_What the exercise asks_:
Look for the word "Enumerate" in the entries and copy every line where it shows up.
[Opening Data extracts section]
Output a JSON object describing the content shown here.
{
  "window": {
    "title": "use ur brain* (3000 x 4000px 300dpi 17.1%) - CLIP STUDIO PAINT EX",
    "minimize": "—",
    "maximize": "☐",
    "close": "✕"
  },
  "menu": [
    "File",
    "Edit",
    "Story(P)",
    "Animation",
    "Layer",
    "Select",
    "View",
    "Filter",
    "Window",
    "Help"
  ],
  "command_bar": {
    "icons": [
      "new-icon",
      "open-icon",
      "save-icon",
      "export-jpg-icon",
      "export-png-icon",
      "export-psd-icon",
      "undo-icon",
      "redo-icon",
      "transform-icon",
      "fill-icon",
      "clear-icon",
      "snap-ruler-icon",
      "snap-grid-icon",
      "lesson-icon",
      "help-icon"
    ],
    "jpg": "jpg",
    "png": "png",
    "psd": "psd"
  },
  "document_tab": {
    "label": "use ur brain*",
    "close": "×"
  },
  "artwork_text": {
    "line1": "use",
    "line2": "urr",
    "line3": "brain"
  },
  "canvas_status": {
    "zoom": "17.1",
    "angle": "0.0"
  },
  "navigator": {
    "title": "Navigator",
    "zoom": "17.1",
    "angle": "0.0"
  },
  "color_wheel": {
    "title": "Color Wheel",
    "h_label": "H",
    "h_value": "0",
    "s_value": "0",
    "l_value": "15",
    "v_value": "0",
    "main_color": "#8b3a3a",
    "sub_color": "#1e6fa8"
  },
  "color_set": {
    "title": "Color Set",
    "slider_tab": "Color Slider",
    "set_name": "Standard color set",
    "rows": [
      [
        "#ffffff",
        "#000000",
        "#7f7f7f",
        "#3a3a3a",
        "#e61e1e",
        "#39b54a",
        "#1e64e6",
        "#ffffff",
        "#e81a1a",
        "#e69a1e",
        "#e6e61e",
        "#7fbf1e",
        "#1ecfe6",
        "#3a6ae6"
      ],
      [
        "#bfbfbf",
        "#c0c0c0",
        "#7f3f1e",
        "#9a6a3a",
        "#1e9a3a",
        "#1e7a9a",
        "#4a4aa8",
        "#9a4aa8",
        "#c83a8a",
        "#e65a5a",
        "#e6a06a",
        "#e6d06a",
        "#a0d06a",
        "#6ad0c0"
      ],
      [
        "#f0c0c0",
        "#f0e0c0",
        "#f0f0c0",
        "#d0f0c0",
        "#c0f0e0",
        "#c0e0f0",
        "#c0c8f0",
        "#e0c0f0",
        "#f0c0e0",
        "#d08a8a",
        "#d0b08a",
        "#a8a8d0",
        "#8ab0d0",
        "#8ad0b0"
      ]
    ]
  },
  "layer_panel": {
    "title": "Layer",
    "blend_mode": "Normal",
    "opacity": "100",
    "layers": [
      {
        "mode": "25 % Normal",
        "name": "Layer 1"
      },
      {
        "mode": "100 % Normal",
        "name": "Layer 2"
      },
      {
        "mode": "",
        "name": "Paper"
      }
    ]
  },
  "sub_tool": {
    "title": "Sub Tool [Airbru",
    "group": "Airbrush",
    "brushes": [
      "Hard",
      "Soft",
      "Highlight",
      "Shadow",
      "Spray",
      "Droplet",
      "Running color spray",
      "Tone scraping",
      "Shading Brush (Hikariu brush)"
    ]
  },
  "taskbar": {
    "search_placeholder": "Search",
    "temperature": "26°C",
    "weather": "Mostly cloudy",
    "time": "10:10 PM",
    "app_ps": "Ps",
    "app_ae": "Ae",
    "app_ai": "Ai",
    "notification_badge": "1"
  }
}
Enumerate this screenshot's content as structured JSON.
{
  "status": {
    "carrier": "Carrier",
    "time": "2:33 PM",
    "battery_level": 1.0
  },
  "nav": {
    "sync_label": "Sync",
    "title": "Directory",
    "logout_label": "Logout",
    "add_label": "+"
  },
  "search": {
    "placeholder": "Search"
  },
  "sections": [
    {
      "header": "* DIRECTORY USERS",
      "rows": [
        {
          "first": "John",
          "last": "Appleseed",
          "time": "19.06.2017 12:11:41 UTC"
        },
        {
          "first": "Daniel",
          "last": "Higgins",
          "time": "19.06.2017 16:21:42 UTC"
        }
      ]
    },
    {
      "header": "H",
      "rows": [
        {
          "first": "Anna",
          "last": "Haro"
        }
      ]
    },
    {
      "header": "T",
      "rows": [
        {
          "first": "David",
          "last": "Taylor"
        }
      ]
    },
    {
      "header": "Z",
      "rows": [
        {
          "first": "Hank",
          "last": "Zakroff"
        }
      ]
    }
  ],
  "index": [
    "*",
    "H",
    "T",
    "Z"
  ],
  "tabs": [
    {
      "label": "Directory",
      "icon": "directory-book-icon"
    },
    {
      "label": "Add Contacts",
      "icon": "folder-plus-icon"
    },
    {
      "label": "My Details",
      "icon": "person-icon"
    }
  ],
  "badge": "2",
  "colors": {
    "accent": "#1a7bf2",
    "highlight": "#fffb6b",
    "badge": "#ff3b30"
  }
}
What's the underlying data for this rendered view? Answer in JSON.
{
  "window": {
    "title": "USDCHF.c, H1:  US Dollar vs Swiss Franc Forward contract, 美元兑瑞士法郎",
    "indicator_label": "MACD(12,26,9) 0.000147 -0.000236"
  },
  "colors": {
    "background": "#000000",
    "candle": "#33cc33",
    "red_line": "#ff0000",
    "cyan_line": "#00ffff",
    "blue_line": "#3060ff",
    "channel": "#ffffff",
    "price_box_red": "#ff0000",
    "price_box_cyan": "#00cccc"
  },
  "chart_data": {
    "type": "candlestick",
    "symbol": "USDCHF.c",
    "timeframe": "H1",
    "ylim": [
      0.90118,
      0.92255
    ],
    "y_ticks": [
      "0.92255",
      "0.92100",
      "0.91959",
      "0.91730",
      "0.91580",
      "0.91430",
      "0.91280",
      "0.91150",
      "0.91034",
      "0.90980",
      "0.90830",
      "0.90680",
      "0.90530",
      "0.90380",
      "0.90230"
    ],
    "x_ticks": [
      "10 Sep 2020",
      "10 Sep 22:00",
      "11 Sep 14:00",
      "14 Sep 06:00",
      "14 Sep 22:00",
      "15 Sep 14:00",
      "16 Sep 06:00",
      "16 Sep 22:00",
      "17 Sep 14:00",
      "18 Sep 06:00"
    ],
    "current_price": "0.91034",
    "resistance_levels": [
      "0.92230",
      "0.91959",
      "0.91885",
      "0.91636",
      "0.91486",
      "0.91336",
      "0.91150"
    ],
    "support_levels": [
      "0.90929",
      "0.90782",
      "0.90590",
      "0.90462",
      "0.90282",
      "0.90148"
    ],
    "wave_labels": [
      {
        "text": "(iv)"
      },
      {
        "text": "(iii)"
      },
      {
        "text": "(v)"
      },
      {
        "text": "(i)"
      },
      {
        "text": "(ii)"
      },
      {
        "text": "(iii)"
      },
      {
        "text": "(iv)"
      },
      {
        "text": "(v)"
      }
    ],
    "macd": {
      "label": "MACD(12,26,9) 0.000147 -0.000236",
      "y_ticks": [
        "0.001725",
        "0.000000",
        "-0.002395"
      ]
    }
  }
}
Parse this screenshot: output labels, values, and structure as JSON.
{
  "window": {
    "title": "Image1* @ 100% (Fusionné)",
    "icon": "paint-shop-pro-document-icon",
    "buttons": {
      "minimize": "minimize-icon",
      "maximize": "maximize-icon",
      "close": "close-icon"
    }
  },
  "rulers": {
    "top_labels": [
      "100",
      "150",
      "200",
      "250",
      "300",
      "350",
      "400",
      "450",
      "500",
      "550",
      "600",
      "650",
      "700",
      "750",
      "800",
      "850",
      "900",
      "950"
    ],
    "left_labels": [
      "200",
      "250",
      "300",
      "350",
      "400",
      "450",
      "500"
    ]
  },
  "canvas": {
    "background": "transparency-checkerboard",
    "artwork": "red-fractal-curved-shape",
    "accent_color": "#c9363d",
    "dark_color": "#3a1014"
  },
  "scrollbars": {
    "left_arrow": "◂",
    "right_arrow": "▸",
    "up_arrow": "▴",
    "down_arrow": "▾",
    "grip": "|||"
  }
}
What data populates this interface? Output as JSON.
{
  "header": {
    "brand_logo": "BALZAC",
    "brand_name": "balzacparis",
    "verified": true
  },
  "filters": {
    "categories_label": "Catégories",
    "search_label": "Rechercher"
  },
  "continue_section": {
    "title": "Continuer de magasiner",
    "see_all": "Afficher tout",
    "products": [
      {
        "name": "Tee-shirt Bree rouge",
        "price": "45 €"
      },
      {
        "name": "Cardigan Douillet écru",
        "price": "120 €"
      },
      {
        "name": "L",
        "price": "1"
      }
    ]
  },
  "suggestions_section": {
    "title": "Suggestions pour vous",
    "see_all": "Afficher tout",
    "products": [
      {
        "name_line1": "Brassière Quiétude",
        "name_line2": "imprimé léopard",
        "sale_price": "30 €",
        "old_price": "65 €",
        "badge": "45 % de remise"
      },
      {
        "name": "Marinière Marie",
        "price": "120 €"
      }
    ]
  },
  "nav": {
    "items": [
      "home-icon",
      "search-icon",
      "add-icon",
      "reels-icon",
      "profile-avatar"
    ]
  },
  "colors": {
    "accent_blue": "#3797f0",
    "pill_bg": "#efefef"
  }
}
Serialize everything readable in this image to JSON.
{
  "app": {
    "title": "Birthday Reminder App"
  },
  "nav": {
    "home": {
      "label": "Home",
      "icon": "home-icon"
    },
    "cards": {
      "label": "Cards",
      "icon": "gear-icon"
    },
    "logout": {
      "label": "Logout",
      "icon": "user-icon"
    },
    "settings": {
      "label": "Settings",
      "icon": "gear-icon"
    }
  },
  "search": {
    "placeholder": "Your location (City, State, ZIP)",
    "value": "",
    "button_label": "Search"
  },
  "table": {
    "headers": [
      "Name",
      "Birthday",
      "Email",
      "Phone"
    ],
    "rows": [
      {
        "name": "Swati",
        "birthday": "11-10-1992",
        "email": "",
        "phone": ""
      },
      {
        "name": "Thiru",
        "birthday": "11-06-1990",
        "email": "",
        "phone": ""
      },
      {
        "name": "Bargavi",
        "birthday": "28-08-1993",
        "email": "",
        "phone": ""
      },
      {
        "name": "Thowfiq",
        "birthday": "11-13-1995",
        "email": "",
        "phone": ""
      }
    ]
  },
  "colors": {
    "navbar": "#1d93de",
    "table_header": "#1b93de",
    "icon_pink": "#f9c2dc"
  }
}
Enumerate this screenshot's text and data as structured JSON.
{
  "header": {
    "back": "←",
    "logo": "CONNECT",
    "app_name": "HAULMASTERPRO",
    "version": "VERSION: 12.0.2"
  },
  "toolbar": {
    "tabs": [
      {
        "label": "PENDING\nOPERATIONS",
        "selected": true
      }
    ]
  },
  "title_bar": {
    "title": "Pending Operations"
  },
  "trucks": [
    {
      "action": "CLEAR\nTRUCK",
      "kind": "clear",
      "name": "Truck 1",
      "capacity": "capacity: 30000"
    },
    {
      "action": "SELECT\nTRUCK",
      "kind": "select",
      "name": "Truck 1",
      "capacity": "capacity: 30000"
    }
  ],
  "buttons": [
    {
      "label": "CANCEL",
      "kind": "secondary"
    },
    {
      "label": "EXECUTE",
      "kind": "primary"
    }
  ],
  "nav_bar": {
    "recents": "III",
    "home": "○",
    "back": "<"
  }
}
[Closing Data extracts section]
_Answer box_:
Enumerate this screenshot's content as structured JSON.
Enumerate this screenshot's text and data as structured JSON.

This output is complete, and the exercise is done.